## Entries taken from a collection
===
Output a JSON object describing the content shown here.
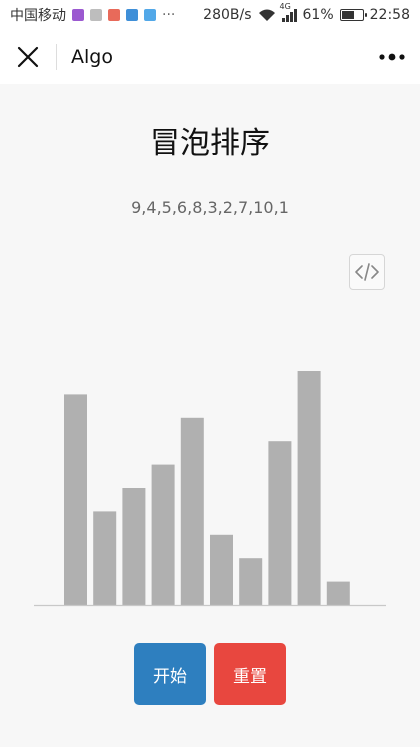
{
  "status_bar": {
    "carrier": "中国移动",
    "speed": "280B/s",
    "network": "4G",
    "battery": "61%",
    "battery_level": 0.61,
    "time": "22:58",
    "notification_colors": [
      "#9b59d0",
      "#bdbdbd",
      "#e86a5a",
      "#3f8fd8",
      "#52a8e8"
    ]
  },
  "nav": {
    "title": "Algo"
  },
  "page": {
    "title": "冒泡排序",
    "array_text": "9,4,5,6,8,3,2,7,10,1"
  },
  "chart_data": {
    "type": "bar",
    "values": [
      9,
      4,
      5,
      6,
      8,
      3,
      2,
      7,
      10,
      1
    ],
    "ylim": [
      0,
      10
    ],
    "bar_color": "#b0b0b0",
    "axis_color": "#c8c8c8",
    "grid": false
  },
  "controls": {
    "start_label": "开始",
    "reset_label": "重置",
    "start_color": "#2e7fbf",
    "reset_color": "#e8473f"
  }
}
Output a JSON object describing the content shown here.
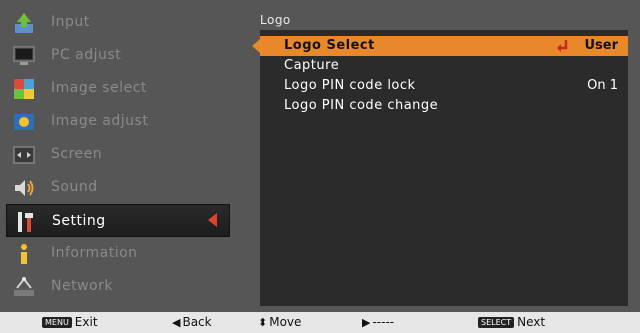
{
  "sidebar": {
    "items": [
      {
        "label": "Input",
        "icon": "input-icon"
      },
      {
        "label": "PC adjust",
        "icon": "pc-adjust-icon"
      },
      {
        "label": "Image select",
        "icon": "image-select-icon"
      },
      {
        "label": "Image adjust",
        "icon": "image-adjust-icon"
      },
      {
        "label": "Screen",
        "icon": "screen-icon"
      },
      {
        "label": "Sound",
        "icon": "sound-icon"
      },
      {
        "label": "Setting",
        "icon": "setting-icon",
        "active": true
      },
      {
        "label": "Information",
        "icon": "information-icon"
      },
      {
        "label": "Network",
        "icon": "network-icon"
      }
    ]
  },
  "panel": {
    "title": "Logo",
    "rows": [
      {
        "label": "Logo Select",
        "value": "User",
        "selected": true
      },
      {
        "label": "Capture",
        "value": ""
      },
      {
        "label": "Logo PIN code lock",
        "value": "On 1"
      },
      {
        "label": "Logo PIN code change",
        "value": ""
      }
    ]
  },
  "helpbar": {
    "exit": {
      "key": "MENU",
      "label": "Exit"
    },
    "back": {
      "glyph": "◀",
      "label": "Back"
    },
    "move": {
      "glyph": "⬍",
      "label": "Move"
    },
    "next_arrow": {
      "glyph": "▶",
      "label": "-----"
    },
    "next": {
      "key": "SELECT",
      "label": "Next"
    }
  },
  "colors": {
    "frame": "#565656",
    "panel_body": "#2b2b2b",
    "highlight": "#e8882b",
    "active_arrow": "#e0432a"
  }
}
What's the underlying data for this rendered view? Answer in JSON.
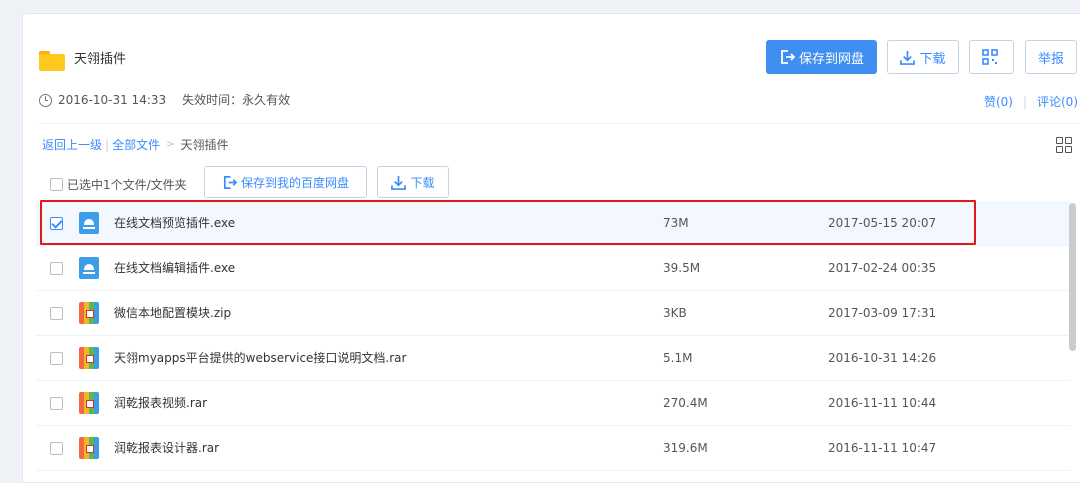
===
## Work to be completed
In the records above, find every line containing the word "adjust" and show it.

## Solution
        "label": "PC adjust",
        "icon": "pc-adjust-icon"
        "label": "Image adjust",
        "icon": "image-adjust-icon"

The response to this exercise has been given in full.